REQUIREMENT - Return the entries in full, exactly as written.

Dataset rows describing interfaces:
******
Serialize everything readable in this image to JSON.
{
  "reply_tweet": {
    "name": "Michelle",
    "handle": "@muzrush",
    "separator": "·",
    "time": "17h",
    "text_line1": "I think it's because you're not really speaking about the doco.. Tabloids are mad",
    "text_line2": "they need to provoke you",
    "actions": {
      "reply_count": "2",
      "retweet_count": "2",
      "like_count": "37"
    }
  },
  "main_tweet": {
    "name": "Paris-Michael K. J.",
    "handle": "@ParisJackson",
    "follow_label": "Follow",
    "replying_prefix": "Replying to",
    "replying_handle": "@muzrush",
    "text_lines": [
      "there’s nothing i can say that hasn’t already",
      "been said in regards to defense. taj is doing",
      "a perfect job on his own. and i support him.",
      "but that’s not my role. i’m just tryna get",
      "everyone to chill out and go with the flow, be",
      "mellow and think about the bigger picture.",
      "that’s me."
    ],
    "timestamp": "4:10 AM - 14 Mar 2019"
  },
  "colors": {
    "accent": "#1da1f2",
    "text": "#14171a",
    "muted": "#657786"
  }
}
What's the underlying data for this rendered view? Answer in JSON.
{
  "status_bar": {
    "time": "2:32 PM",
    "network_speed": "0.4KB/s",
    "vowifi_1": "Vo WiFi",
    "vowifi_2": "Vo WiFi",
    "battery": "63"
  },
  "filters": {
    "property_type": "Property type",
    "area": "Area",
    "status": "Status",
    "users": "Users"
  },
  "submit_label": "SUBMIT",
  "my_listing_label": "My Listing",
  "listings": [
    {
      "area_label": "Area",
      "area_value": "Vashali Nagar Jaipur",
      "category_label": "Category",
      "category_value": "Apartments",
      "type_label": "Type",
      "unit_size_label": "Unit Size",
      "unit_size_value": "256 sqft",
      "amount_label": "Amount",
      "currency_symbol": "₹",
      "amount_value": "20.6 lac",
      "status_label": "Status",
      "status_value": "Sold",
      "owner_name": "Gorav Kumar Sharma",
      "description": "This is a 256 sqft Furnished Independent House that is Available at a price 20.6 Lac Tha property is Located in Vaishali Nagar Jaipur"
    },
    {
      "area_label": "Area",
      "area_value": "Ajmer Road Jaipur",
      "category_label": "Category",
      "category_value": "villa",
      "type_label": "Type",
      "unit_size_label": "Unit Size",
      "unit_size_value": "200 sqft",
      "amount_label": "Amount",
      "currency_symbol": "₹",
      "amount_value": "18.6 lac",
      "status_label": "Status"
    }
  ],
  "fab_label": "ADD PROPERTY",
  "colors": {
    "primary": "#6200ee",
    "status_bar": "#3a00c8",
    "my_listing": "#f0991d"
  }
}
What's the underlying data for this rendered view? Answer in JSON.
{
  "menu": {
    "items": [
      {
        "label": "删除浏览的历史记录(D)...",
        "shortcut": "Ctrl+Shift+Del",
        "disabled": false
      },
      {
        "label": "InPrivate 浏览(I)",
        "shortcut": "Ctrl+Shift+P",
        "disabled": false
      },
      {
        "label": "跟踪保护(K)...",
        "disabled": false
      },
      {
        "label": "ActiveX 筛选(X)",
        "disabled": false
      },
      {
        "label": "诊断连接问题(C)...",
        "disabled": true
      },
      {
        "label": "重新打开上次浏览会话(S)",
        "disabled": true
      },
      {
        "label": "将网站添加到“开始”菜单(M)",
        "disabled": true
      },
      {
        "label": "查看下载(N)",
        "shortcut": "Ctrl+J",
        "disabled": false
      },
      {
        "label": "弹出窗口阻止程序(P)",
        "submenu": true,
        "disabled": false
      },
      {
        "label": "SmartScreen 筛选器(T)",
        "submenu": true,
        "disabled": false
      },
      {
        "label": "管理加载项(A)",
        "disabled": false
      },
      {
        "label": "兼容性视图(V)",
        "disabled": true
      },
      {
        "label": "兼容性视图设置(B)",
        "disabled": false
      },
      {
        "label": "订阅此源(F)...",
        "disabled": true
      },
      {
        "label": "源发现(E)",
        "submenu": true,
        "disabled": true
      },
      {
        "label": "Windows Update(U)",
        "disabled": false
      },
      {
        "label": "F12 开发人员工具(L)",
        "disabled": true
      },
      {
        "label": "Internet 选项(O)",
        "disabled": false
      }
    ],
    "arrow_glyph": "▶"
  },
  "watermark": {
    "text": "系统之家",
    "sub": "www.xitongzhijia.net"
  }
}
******
COMPLETED EXERCISE -
Serialize everything readable in this image to JSON.
{
  "reply_tweet": {
    "name": "Michelle",
    "handle": "@muzrush",
    "separator": "·",
    "time": "17h",
    "text_line1": "I think it's because you're not really speaking about the doco.. Tabloids are mad",
    "text_line2": "they need to provoke you",
    "actions": {
      "reply_count": "2",
      "retweet_count": "2",
      "like_count": "37"
    }
  },
  "main_tweet": {
    "name": "Paris-Michael K. J.",
    "handle": "@ParisJackson",
    "follow_label": "Follow",
    "replying_prefix": "Replying to",
    "replying_handle": "@muzrush",
    "text_lines": [
      "there’s nothing i can say that hasn’t already",
      "been said in regards to defense. taj is doing",
      "a perfect job on his own. and i support him.",
      "but that’s not my role. i’m just tryna get",
      "everyone to chill out and go with the flow, be",
      "mellow and think about the bigger picture.",
      "that’s me."
    ],
    "timestamp": "4:10 AM - 14 Mar 2019"
  },
  "colors": {
    "accent": "#1da1f2",
    "text": "#14171a",
    "muted": "#657786"
  }
}
What's the underlying data for this rendered view? Answer in JSON.
{
  "status_bar": {
    "time": "2:32 PM",
    "network_speed": "0.4KB/s",
    "vowifi_1": "Vo WiFi",
    "vowifi_2": "Vo WiFi",
    "battery": "63"
  },
  "filters": {
    "property_type": "Property type",
    "area": "Area",
    "status": "Status",
    "users": "Users"
  },
  "submit_label": "SUBMIT",
  "my_listing_label": "My Listing",
  "listings": [
    {
      "area_label": "Area",
      "area_value": "Vashali Nagar Jaipur",
      "category_label": "Category",
      "category_value": "Apartments",
      "type_label": "Type",
      "unit_size_label": "Unit Size",
      "unit_size_value": "256 sqft",
      "amount_label": "Amount",
      "currency_symbol": "₹",
      "amount_value": "20.6 lac",
      "status_label": "Status",
      "status_value": "Sold",
      "owner_name": "Gorav Kumar Sharma",
      "description": "This is a 256 sqft Furnished Independent House that is Available at a price 20.6 Lac Tha property is Located in Vaishali Nagar Jaipur"
    },
    {
      "area_label": "Area",
      "area_value": "Ajmer Road Jaipur",
      "category_label": "Category",
      "category_value": "villa",
      "type_label": "Type",
      "unit_size_label": "Unit Size",
      "unit_size_value": "200 sqft",
      "amount_label": "Amount",
      "currency_symbol": "₹",
      "amount_value": "18.6 lac",
      "status_label": "Status"
    }
  ],
  "fab_label": "ADD PROPERTY",
  "colors": {
    "primary": "#6200ee",
    "status_bar": "#3a00c8",
    "my_listing": "#f0991d"
  }
}
What's the underlying data for this rendered view? Answer in JSON.
{
  "menu": {
    "items": [
      {
        "label": "删除浏览的历史记录(D)...",
        "shortcut": "Ctrl+Shift+Del",
        "disabled": false
      },
      {
        "label": "InPrivate 浏览(I)",
        "shortcut": "Ctrl+Shift+P",
        "disabled": false
      },
      {
        "label": "跟踪保护(K)...",
        "disabled": false
      },
      {
        "label": "ActiveX 筛选(X)",
        "disabled": false
      },
      {
        "label": "诊断连接问题(C)...",
        "disabled": true
      },
      {
        "label": "重新打开上次浏览会话(S)",
        "disabled": true
      },
      {
        "label": "将网站添加到“开始”菜单(M)",
        "disabled": true
      },
      {
        "label": "查看下载(N)",
        "shortcut": "Ctrl+J",
        "disabled": false
      },
      {
        "label": "弹出窗口阻止程序(P)",
        "submenu": true,
        "disabled": false
      },
      {
        "label": "SmartScreen 筛选器(T)",
        "submenu": true,
        "disabled": false
      },
      {
        "label": "管理加载项(A)",
        "disabled": false
      },
      {
        "label": "兼容性视图(V)",
        "disabled": true
      },
      {
        "label": "兼容性视图设置(B)",
        "disabled": false
      },
      {
        "label": "订阅此源(F)...",
        "disabled": true
      },
      {
        "label": "源发现(E)",
        "submenu": true,
        "disabled": true
      },
      {
        "label": "Windows Update(U)",
        "disabled": false
      },
      {
        "label": "F12 开发人员工具(L)",
        "disabled": true
      },
      {
        "label": "Internet 选项(O)",
        "disabled": false
      }
    ],
    "arrow_glyph": "▶"
  },
  "watermark": {
    "text": "系统之家",
    "sub": "www.xitongzhijia.net"
  }
}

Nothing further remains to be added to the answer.